These may be trivial events, but when you add them up over the course of a day, week or month, they can have an effect on you, and someone else. The barista taking too long to make your coffee or the waiter that got your order wrong, give them a break and assure them it’s okay. The elderly man walking to his car with groceries and the woman whose baby just spilled all over the floor, help them out. Instead of walking in the other direction, your frustrating co-worker looking tired and unhappy could use a smile and a “how are you?”
“Instead of being completely self-absorbed in my own problems, now I look around and recognize that I’m surrounded by people dealing with their own shit”
That brings me to social media. Getting negative comments sucks, nobody likes it. I don’t get a lot of them, but when I do, they tend to stick with me more than the positive comments. They always feel unnecessary, unkind, and almost personal. Lately, I heard some valuable advice from Gary Vaynerchuk, he’s a great follow on social media. He talked about the negative, sometimes nasty comments he periodically receives on social media and wondered out loud what the people on the other end of those comments had going on in their lives. Surely, if they’re throwing negativity in someone else’s direction, they’re probably dealing with their own shit. Instead of firing back at them with more negativity, Gary V. responds with kindness, and sometimes asks questions to start a conversation. More times than not, he and the commenter end up finding common ground, realize it was a misunderstanding, or it leads to an apology. Regardless, it puts an end to the negativity and turns things positive. I recently started doing the same with negative comments I receive and have experienced the same result as Gary V. It works and it feels awesome!

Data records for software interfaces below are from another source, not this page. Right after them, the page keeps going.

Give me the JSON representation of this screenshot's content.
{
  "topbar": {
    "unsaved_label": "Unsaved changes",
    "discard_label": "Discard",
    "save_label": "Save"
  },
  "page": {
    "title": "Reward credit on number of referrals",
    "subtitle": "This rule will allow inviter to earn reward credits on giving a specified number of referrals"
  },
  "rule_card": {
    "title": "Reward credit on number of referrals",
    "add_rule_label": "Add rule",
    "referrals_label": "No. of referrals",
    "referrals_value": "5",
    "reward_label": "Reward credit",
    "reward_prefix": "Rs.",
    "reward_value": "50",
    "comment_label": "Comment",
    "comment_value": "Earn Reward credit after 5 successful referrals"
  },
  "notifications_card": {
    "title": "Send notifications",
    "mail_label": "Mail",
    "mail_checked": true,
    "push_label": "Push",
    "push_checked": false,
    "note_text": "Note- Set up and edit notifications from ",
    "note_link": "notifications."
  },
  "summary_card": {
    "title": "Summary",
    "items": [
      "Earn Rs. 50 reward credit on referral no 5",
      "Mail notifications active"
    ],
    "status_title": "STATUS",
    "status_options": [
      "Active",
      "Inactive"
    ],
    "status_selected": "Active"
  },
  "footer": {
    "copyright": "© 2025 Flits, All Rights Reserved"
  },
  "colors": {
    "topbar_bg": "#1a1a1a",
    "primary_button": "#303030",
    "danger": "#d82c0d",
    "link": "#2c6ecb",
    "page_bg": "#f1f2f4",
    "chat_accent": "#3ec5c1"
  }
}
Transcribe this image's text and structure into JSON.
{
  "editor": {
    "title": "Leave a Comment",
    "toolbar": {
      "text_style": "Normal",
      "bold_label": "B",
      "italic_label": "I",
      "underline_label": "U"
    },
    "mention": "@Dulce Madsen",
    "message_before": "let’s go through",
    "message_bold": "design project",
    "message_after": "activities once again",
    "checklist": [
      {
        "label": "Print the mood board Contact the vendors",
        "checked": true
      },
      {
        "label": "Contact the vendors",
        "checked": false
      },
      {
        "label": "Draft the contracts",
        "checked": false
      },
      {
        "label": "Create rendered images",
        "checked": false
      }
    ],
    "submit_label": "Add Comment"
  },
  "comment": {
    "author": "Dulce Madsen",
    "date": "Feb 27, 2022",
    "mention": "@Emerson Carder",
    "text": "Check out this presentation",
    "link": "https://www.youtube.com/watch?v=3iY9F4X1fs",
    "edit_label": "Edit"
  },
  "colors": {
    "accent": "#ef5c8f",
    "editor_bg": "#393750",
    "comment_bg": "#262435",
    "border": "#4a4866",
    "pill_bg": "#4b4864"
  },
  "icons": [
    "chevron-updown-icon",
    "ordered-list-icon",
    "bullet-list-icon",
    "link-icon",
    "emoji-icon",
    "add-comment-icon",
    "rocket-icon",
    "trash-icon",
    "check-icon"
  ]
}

I don’t know what the person on the other end of those comments is going through, just like the person who fails to say “thank you” to me or smile back at me. But rather than treat negativity with more negativity, why not kill ‘em with kindness? It’s working for me.